Please Whitelist This Site?
I know everyone hates ads. But please understand that I am providing premium content for free that takes hundreds of hours of time to research and write. I don't want to go to a pay-only model like some sites, but when more and more people block ads, I end up working for free. And I have a family to support, just like you. :)
If you like The TCP/IP Guide, please consider the download version. It's priced very economically and you can read all of it in a convenient format without ads.
If you want to use this site for free, I'd be grateful if you could add the site to the whitelist for Adblock. To do so, just open the Adblock menu and select "Disable on tcpipguide.com". Or go to the Tools menu and select "Adblock Plus Preferences...". Then click "Add Filter..." at the bottom, and add this string: "@@||tcpipguide.com^$document". Then just click OK.
Thanks for your understanding!
Sincerely, Charles Kozierok
Author and Publisher, The TCP/IP Guide
NOTE: Using software to mass-download the site degrades the server and is prohibited.
If you want to read The TCP/IP Guide offline, please consider licensing it. Thank you.
How To Use The OSI Reference Model
I have been trying to make the point
in this section that the OSI Reference Model is a very important tool
in understanding how networks function.
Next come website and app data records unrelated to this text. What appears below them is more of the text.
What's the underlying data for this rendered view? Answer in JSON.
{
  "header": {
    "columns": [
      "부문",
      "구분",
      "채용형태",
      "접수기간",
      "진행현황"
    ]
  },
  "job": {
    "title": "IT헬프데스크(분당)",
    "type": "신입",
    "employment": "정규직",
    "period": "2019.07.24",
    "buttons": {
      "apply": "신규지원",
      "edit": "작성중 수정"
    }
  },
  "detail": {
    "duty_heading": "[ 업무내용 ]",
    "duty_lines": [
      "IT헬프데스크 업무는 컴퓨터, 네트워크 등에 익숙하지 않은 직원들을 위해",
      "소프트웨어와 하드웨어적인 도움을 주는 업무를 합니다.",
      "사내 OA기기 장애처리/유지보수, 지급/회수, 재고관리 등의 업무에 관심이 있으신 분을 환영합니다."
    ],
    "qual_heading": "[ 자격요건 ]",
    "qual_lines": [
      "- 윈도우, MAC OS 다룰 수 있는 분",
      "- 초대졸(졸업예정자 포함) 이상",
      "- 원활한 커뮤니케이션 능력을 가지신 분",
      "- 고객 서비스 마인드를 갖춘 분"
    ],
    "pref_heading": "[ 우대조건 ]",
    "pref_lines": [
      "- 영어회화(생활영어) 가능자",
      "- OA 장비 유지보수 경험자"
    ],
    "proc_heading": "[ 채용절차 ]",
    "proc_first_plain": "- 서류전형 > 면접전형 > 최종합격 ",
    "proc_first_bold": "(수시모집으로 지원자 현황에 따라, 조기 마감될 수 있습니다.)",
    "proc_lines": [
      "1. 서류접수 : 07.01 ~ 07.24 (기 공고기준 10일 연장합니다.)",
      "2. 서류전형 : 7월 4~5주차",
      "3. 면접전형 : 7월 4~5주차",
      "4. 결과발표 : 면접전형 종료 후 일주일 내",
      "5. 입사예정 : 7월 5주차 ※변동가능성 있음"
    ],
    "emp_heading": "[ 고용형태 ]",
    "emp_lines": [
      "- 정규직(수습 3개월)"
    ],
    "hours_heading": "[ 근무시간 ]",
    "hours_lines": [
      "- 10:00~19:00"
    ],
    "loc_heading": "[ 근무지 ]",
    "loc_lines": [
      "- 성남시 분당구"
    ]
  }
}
However, while some people tend
to play down the OSI model too much, suggesting that it really isn't
very relevant today, there are others who go to the other extreme. They
use it too much, overanalyzing and trying to use the model in a way
that was never intended.
The most common mistake is attempting
to try to make everything fit into the layered structure
of the OSI model. (I must confess to falling into this trap myself on
occasion.) When I first started laying out the structure
of this Guide, I wanted to organize everything
based on where it fell in terms of OSI model layers. I quickly discovered
that this was like attempting to put pegs of various shapes into a board
containing only round holes. I had to change my approach. I ended up
organizing the Guide based on the OSI layers where it made sense, and
using a different structure where it did not.
I recommend that you learn from my
experience. A simple rule of thumb is this: refer the OSI Reference
Model if it helps you make sense of technologies and understand how
they work; don't use it if it makes things more complicated
instead of more clear. In particular, bear the following in mind:
- It can be very hard to even figure out where
some technologies fall within the model. Many protocols were designed
without the OSI model in mind, and they may not fall neatly into one
layer or another. Some overlap two or more layers; other protocol suites
may have two protocols that share a layer.
- The boundaries between the upper layers (session,
presentation and application) get particularly fuzzy. Some protocols
are clearly designed to fit at one of these layers, while others may
overlap all three. It is for this reason that I
do not categorize higher-level protocols by layer in this Guide.
(The OSI Reference Model was in fact designed to take into account the
fact that differentiating between these layers might not make sense.)
- The OSI Reference Model was designed primarily
with LANs in mind. WAN technologies often fit very poorly into the OSI
model, with lots of overlapping and partial layer coverage. However,
it's still useful in most cases to look at these protocols in terms
of their approximate fit in the OSI model, since parts of WAN technologies
are sometimes interchanged.
- The people who design products don't generally
worry about ensuring that their latest inventions implement only specific
layers of the model. Thus, sometimes new products come out that break
the rules and implement functions across more than one layer that
used to be done by multiple devices at the individual layers. This is
usually progress, a good thing. J
Finally, an observation
noticed that people learning about networkingespecially those
trying to memorize easy answers to difficult questions so they can pass
examsoften ask at what layer does this piece of hardware
operate? The problem here is not the answer but rather the question,
which is simplistic. With the exception of simple physical devices such
as connectors and cables, pretty much all networking devices
operate at many layers. While a router, for example, is usually associated
with layer three; it has two or more device interfaces that implement
layers two and one. A better question is what is the highest
layer at which a device functions.
The bottom line is that the OSI Reference
Model is a tool. If you use it wisely, it can be immensely helpful to
you. Just remember not to be too inflexible in how you apply it, and
you'll be fine.
Key Concept: It is just as much a mistake to assign too much importance to the OSI Reference Model as too little. While the model defines a framework for understanding networks, not all networking components, protocols and technologies will necessarily fall into the models strict layering architecture. There are cases where trying to use the model to describe certain concepts can lead to less clarity rather than more. One should remember that the OSI model is a tool, and should be used accordingly.
|If you find The TCP/IP Guide useful, please consider making a small Paypal donation to help the site, using one of the buttons below. You can also donate a custom amount using the far right button (not less than $1 please, or PayPal gets most/all of your money!) In lieu of a larger donation, you may wish to consider purchasing a download license of The TCP/IP Guide. Thanks for your support!|
Table Of Contents - Contact Us
The TCP/IP Guide (http://www.TCPIPGuide.com)
Version 3.0 - Version Date: September 20, 2005
© Copyright 2001-2005 Charles M. Kozierok. All Rights Reserved.
Not responsible for any loss resulting from the use of this site.